ATSDR designed and held a 5-day course in Anchorage in February 2003.
This course taught the fundamental process used to evaluate exposures
to contaminants released from hazardous waste sites. The course content
was essentially the same as Basic Course for Health Assessment and Consultation
taught each year in Atlanta, but with examples and case studies specific
to Alaska. Topics included reviewing environmental sampling data, involving
the community in the assessment process, identifying potential and completed
exposure pathways, evaluating health implications, and determining appropriate
public health actions. Photos from the course
in Anchorage can be viewed
on this site.
OTA, in cooperation with ATSDR’s Division of Health Education
and Promotion, has designed and implemented a training program for health
care and environmental health workers in tribal communities. The goal
of the training is to raise awareness and improve tribal clinician knowledge,
skills, and access to resources to identify, prevent, and respond to
health issues related to environmental contaminants.

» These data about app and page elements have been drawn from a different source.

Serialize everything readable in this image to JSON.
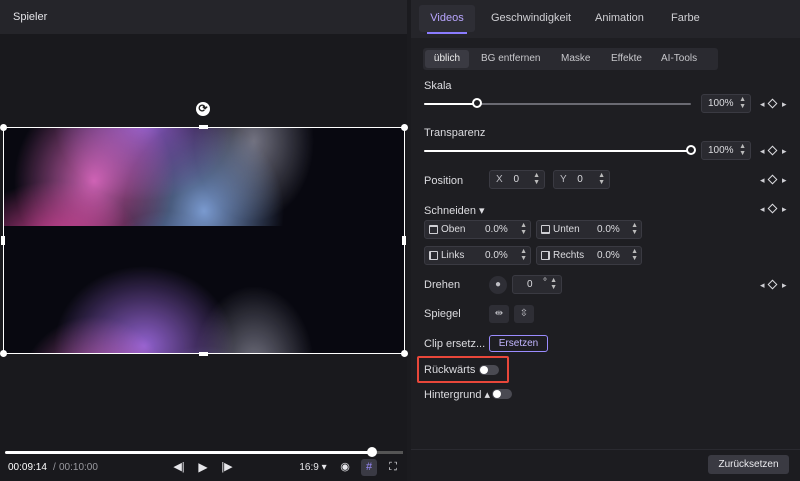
{
  "player": {
    "title": "Spieler",
    "rotate_glyph": "⟳",
    "time_current": "00:09:14",
    "time_separator": "/",
    "time_total": "00:10:00",
    "progress_fraction": 0.923,
    "controls": {
      "prev_frame_glyph": "◀|",
      "play_glyph": "▶",
      "next_frame_glyph": "|▶",
      "aspect_ratio": "16:9 ▾",
      "snapshot_glyph": "◉",
      "grid_glyph": "#",
      "fullscreen_glyph": "⛶"
    }
  },
  "editor": {
    "tabs": {
      "videos": "Videos",
      "speed": "Geschwindigkeit",
      "animation": "Animation",
      "color": "Farbe"
    },
    "subtabs": {
      "ueblich": "üblich",
      "bg_remove": "BG entfernen",
      "mask": "Maske",
      "effects": "Effekte",
      "ai_tools": "AI-Tools"
    },
    "scale": {
      "label": "Skala",
      "value": "100%",
      "fraction": 0.2
    },
    "opacity": {
      "label": "Transparenz",
      "value": "100%",
      "fraction": 1.0
    },
    "position": {
      "label": "Position",
      "x_label": "X",
      "x_value": "0",
      "y_label": "Y",
      "y_value": "0"
    },
    "crop": {
      "label": "Schneiden ▾",
      "top_label": "Oben",
      "top_value": "0.0%",
      "bottom_label": "Unten",
      "bottom_value": "0.0%",
      "left_label": "Links",
      "left_value": "0.0%",
      "right_label": "Rechts",
      "right_value": "0.0%"
    },
    "rotate": {
      "label": "Drehen",
      "value": "0",
      "unit": "°"
    },
    "mirror": {
      "label": "Spiegel"
    },
    "clip_replace": {
      "label": "Clip ersetz...",
      "button": "Ersetzen"
    },
    "reverse": {
      "label": "Rückwärts",
      "enabled": false
    },
    "background": {
      "label": "Hintergrund ▴",
      "enabled": false
    },
    "reset_button": "Zurücksetzen"
  },
  "colors": {
    "accent": "#8b7cff",
    "highlight": "#e8473a"
  }
}
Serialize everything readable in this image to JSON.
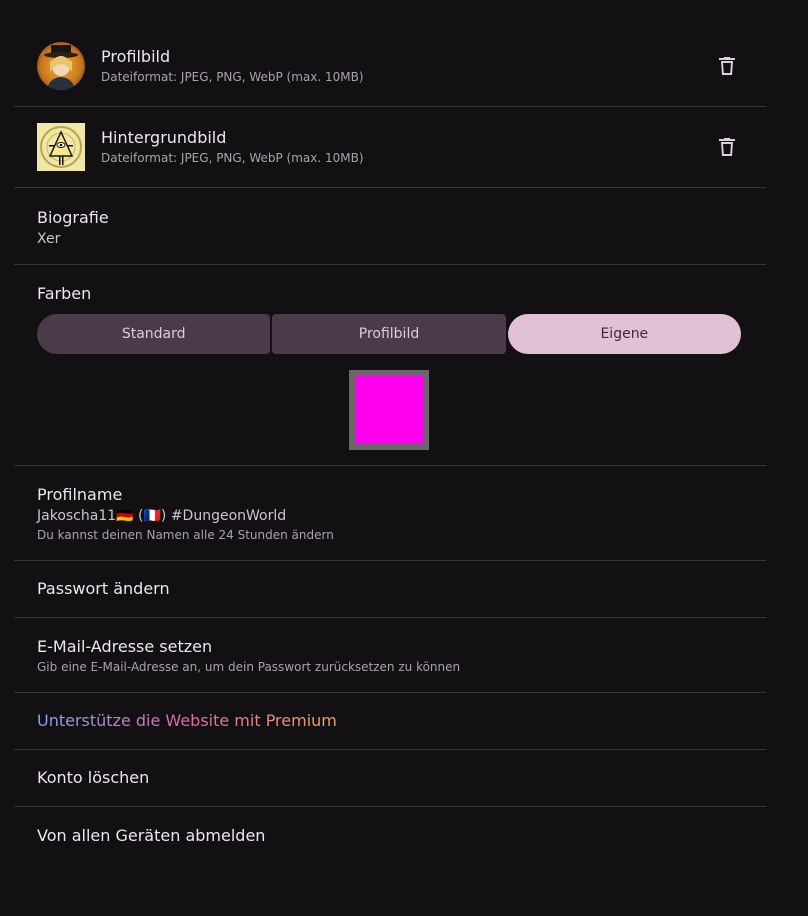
{
  "profile_picture": {
    "title": "Profilbild",
    "subtitle": "Dateiformat: JPEG, PNG, WebP (max. 10MB)"
  },
  "background_picture": {
    "title": "Hintergrundbild",
    "subtitle": "Dateiformat: JPEG, PNG, WebP (max. 10MB)"
  },
  "biography": {
    "title": "Biografie",
    "value": "Xer"
  },
  "colors": {
    "title": "Farben",
    "options": [
      "Standard",
      "Profilbild",
      "Eigene"
    ],
    "selected": "Eigene",
    "custom_color": "#ff00ee"
  },
  "profile_name": {
    "title": "Profilname",
    "value": "Jakoscha11🇩🇪 (🇫🇷) #DungeonWorld",
    "hint": "Du kannst deinen Namen alle 24 Stunden ändern"
  },
  "password": {
    "title": "Passwort ändern"
  },
  "email": {
    "title": "E-Mail-Adresse setzen",
    "hint": "Gib eine E-Mail-Adresse an, um dein Passwort zurücksetzen zu können"
  },
  "premium": {
    "text": "Unterstütze die Website mit Premium",
    "gradient_colors": [
      "#7fa6f0",
      "#e06aa8",
      "#f2a65a"
    ]
  },
  "delete_account": {
    "title": "Konto löschen"
  },
  "logout_all": {
    "title": "Von allen Geräten abmelden"
  },
  "icons": {
    "delete": "trash-icon"
  }
}
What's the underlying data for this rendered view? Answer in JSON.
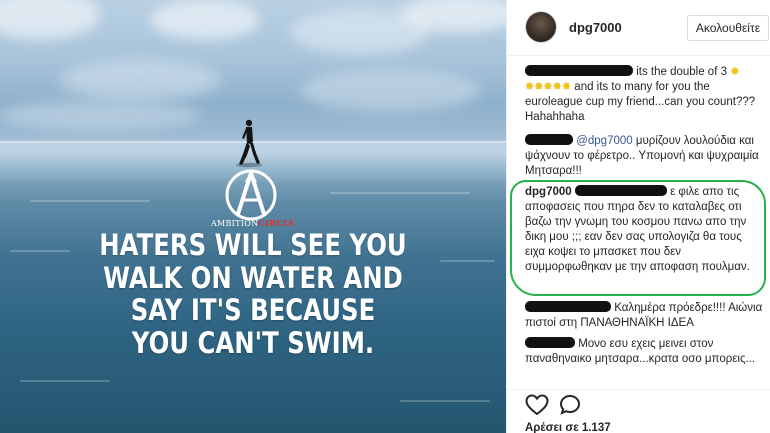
{
  "post": {
    "image": {
      "quote": "HATERS WILL SEE YOU\nWALK ON WATER AND\nSAY IT'S BECAUSE\nYOU CAN'T SWIM.",
      "logo_text_main": "AMBITION",
      "logo_text_accent": "CIRCLE",
      "logo_accent_color": "#e0312f"
    },
    "author": {
      "username": "dpg7000",
      "follow_label": "Ακολουθείτε"
    },
    "comments": [
      {
        "text_a": "its the double of 3",
        "text_b": "and its to many for you the euroleague cup my friend...can you count??? Hahahhaha"
      },
      {
        "mention": "@dpg7000",
        "text": "μυρίζουν λουλούδια και ψάχνουν το φέρετρο.. Υπομονή και ψυχραιμία Μητσαρα!!!"
      },
      {
        "username": "dpg7000",
        "text": "ε φιλε απο τις αποφασεις που πηρα δεν το καταλαβες οτι βαζω την γνωμη του κοσμου πανω απο την δικη μου ;;; εαν δεν σας υπολογιζα θα τους ειχα κοψει το μπασκετ που δεν συμμορφωθηκαν με την αποφαση πουλμαν."
      },
      {
        "text": "Καλημέρα πρόεδρε!!!! Αιώνια πιστοί στη ΠΑΝΑΘΗΝΑΪΚΗ ΙΔΕΑ"
      },
      {
        "text": "Μονο εσυ εχεις μεινει στον παναθηναικο μητσαρα...κρατα οσο μπορεις..."
      }
    ],
    "actions": {
      "like_icon": "heart-icon",
      "comment_icon": "speech-bubble-icon",
      "likes_text": "Αρέσει σε 1.137"
    },
    "highlight_color": "#25b24a"
  }
}
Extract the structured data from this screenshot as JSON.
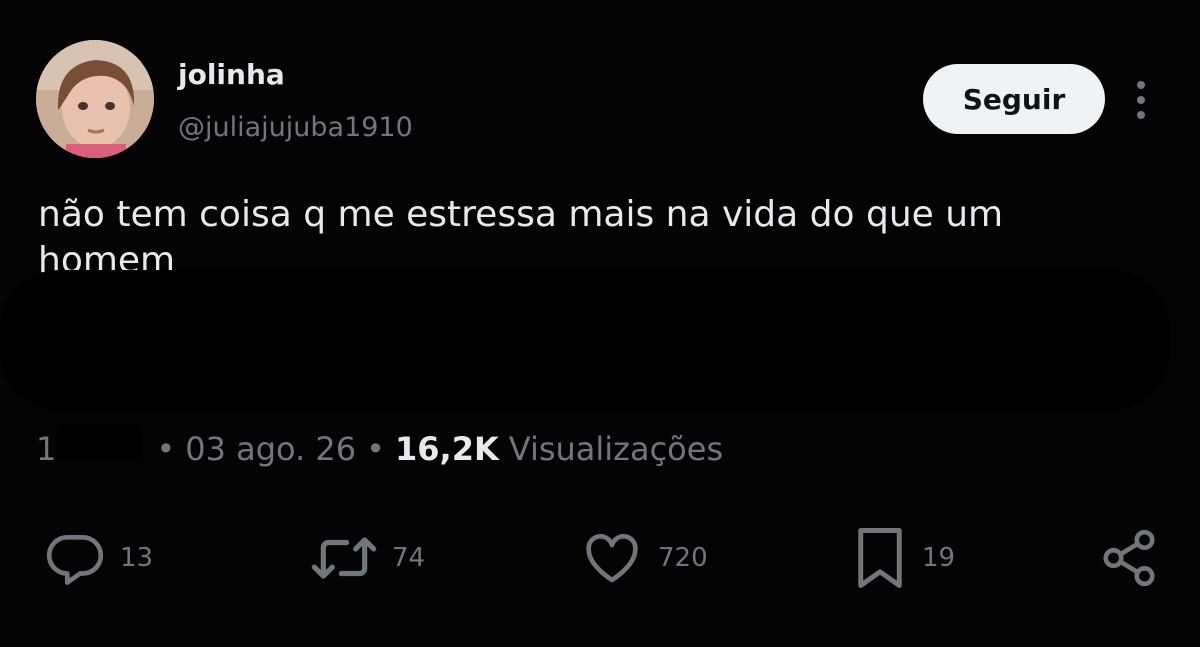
{
  "author": {
    "display_name": "jolinha",
    "handle": "@juliajujuba1910"
  },
  "follow_button": {
    "label": "Seguir"
  },
  "tweet": {
    "text": "não tem coisa q me estressa mais na vida do que um homem"
  },
  "meta": {
    "time_partial": "1",
    "separator": "•",
    "date": "03 ago. 26",
    "views_count": "16,2K",
    "views_label": "Visualizações"
  },
  "actions": {
    "reply": {
      "icon": "reply-icon",
      "count": "13"
    },
    "repost": {
      "icon": "repost-icon",
      "count": "74"
    },
    "like": {
      "icon": "heart-icon",
      "count": "720"
    },
    "bookmark": {
      "icon": "bookmark-icon",
      "count": "19"
    },
    "share": {
      "icon": "share-icon"
    }
  },
  "colors": {
    "background": "#040404",
    "primary_text": "#e7e9ea",
    "secondary_text": "#71767b",
    "button_bg": "#eff3f4",
    "icon": "#71767b"
  }
}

ATSDR involved tribes
in the development of this program, soliciting feedback from tribes following
the presentation of program concepts at several conferences and meetings
in 2002. ATSDR also administered a needs assessment to Indian Health

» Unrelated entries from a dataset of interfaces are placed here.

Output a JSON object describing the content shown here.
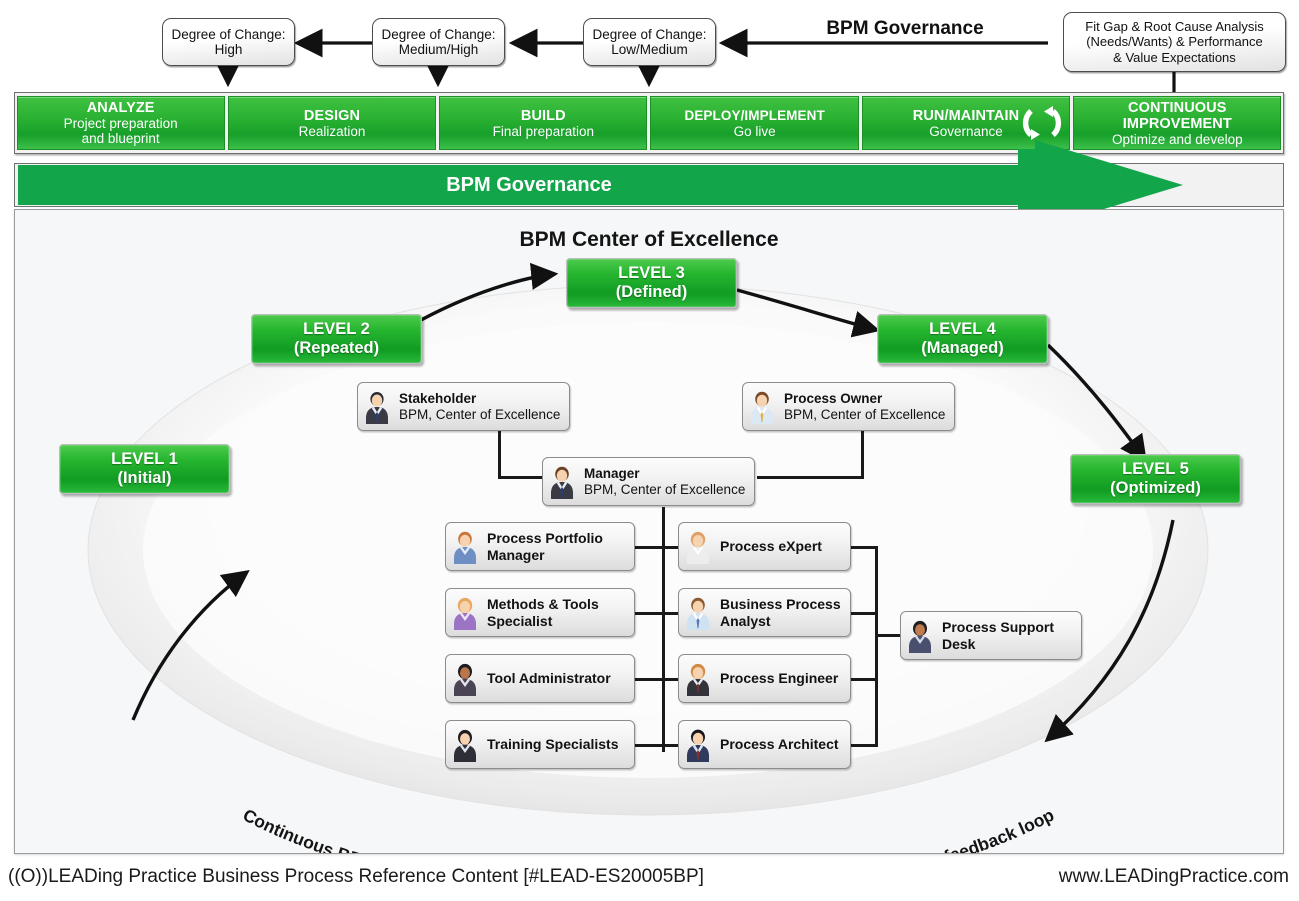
{
  "top": {
    "governance_arrow_label": "BPM Governance",
    "degree_boxes": [
      {
        "line1": "Degree of Change:",
        "line2": "High"
      },
      {
        "line1": "Degree of Change:",
        "line2": "Medium/High"
      },
      {
        "line1": "Degree of Change:",
        "line2": "Low/Medium"
      }
    ],
    "fit_gap": {
      "line1": "Fit Gap & Root Cause Analysis",
      "line2": "(Needs/Wants) & Performance",
      "line3": "& Value Expectations"
    }
  },
  "phases": [
    {
      "title": "ANALYZE",
      "sub": "Project preparation\nand blueprint"
    },
    {
      "title": "DESIGN",
      "sub": "Realization"
    },
    {
      "title": "BUILD",
      "sub": "Final preparation"
    },
    {
      "title": "DEPLOY/IMPLEMENT",
      "sub": "Go live"
    },
    {
      "title": "RUN/MAINTAIN",
      "sub": "Governance"
    },
    {
      "title": "CONTINUOUS\nIMPROVEMENT",
      "sub": "Optimize and develop"
    }
  ],
  "governance_banner": {
    "label": "BPM Governance"
  },
  "panel": {
    "title": "BPM Center of Excellence",
    "loop_caption": "Continuous BPM improvement, optimization and development through a collaborative feedback loop"
  },
  "levels": [
    {
      "num": "LEVEL 1",
      "state": "(Initial)"
    },
    {
      "num": "LEVEL 2",
      "state": "(Repeated)"
    },
    {
      "num": "LEVEL 3",
      "state": "(Defined)"
    },
    {
      "num": "LEVEL 4",
      "state": "(Managed)"
    },
    {
      "num": "LEVEL 5",
      "state": "(Optimized)"
    }
  ],
  "roles": {
    "stakeholder": {
      "name": "Stakeholder",
      "role": "BPM, Center of Excellence"
    },
    "process_owner": {
      "name": "Process Owner",
      "role": "BPM, Center of Excellence"
    },
    "manager": {
      "name": "Manager",
      "role": "BPM, Center of Excellence"
    },
    "left_column": [
      {
        "name": "Process Portfolio\nManager"
      },
      {
        "name": "Methods & Tools\nSpecialist"
      },
      {
        "name": "Tool Administrator"
      },
      {
        "name": "Training Specialists"
      }
    ],
    "right_column": [
      {
        "name": "Process eXpert"
      },
      {
        "name": "Business Process\nAnalyst"
      },
      {
        "name": "Process Engineer"
      },
      {
        "name": "Process Architect"
      }
    ],
    "support_desk": {
      "name": "Process Support\nDesk"
    }
  },
  "footer": {
    "left": "((O))LEADing Practice Business Process Reference Content [#LEAD-ES20005BP]",
    "right": "www.LEADingPractice.com"
  },
  "colors": {
    "phase_green": "#27b22f",
    "banner_green": "#13a54a",
    "level_green": "#1ea52b",
    "panel_bg": "#f6f7f8",
    "line": "#1a1a1a"
  }
}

Service (IHS) personnel working with tribes across the United States.
ATSDR piloted this training program at the August 2003 annual meeting

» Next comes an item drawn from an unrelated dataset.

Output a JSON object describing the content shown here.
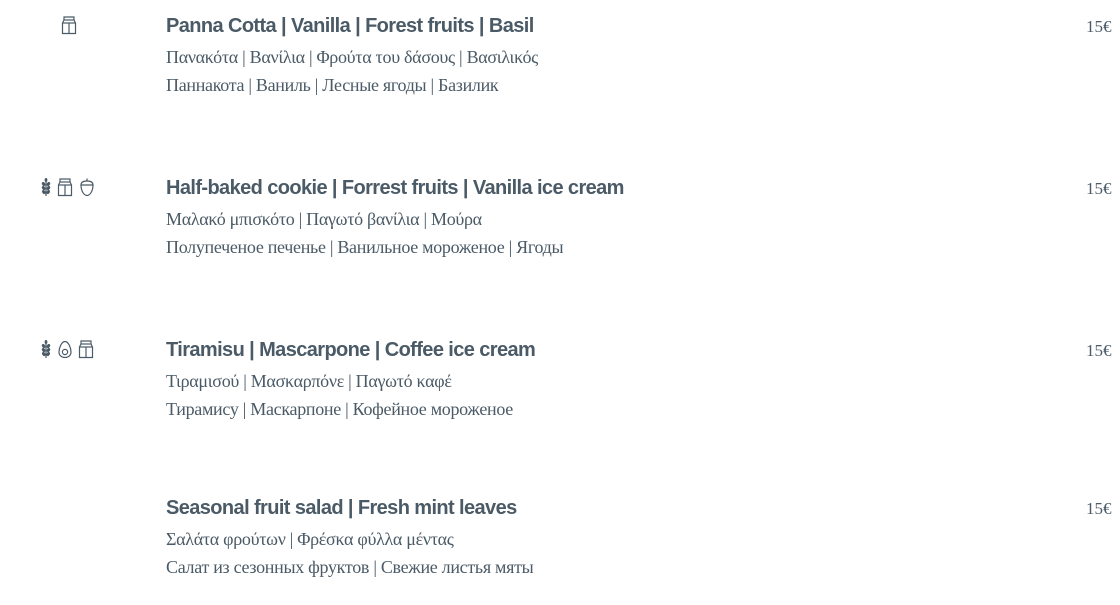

of the Association of American Indian Physicians. See the project's factsheet (156KB PDF)
for more details.
How does ATSDR/OTA support tribal emergency preparedness?
OTA, in partnership with the U.S. Environmental Protection Agency, is
evaluating (1) tribal emergency response capabilities related to chemical,
biological, and radiological emergencies and (2) tribal knowledge of
deregulated commercial and medical radioactive material, and the potential
of it being illegally deposited on tribal land. Surveying tribes on
these topics is helping ATSDR and EPA to assess the present level of
tribal emergency response infra-structure, knowledge, training, and
equipment. This will lead to the development of criteria for improvement,
enhancement, or development of an integrated tribal emergency response
program. OTA also integrates emergency preparedness topics into its
tribal training programs.
What is the Alaska Traditional Diet Project?
The Alaska Traditional Diet
in response to a Congressional mandate to study and identify contaminants
in the environment that may
impact subsistence resources and to influence dietary decisions to prevent
adverse health outcomes in Alaska Native and American Indian people.
Over 600,000 people call Alaska home and about one-sixth are Alaska Natives
whose traditional diets can make up to 90% of their diet. Providing assurance
that their subsistence foods are safe to eat is critical to their cultural
practices. Dietary assessments are now complete for over 660 participants
in 13 communities.
How does ATSDR/OTA support American
Indian and Alaska Native educational initiatives?
Within ATSDR’s Division of Health Assessment and Consultation,
ATSDR’s Tribal Affairs program has developed curricula for environmental
public health study at tribal colleges and universities. In 2002, ATSDR/OTA
developed curricula for four schools: College of Menominee Nation, Dine
College, Northwest Indian College, and Turtle Mountain Community College.
are ATSDR’s Tribal Cooperative Agreements?
ATSDR's Tribal Affairs program facilitates and maintains
cooperative agreements with American Indian and Alaska Native tribes
purposes, including developing environmental public health curricula
at tribal colleges, updating training needs assessments, and building
environmental public health capacity.
Has ATSDR/OTA been recognized by the
American Indian and Alaska Native community?
In 2002, the National Indian Health Board gave a Special Recognition
Award to ATSDR for its work with American Indian and Alaska Native
tribes, for outstanding service and commitment to improve
the health status of American Indians and Alaska Native people throughout
In 2003, the EPA awarded OTA the Suzanne
E. Olive National EEO award for the achievement of outstanding civil
rights through establishment of the first-ever environmental grants program
focused on tribal populations.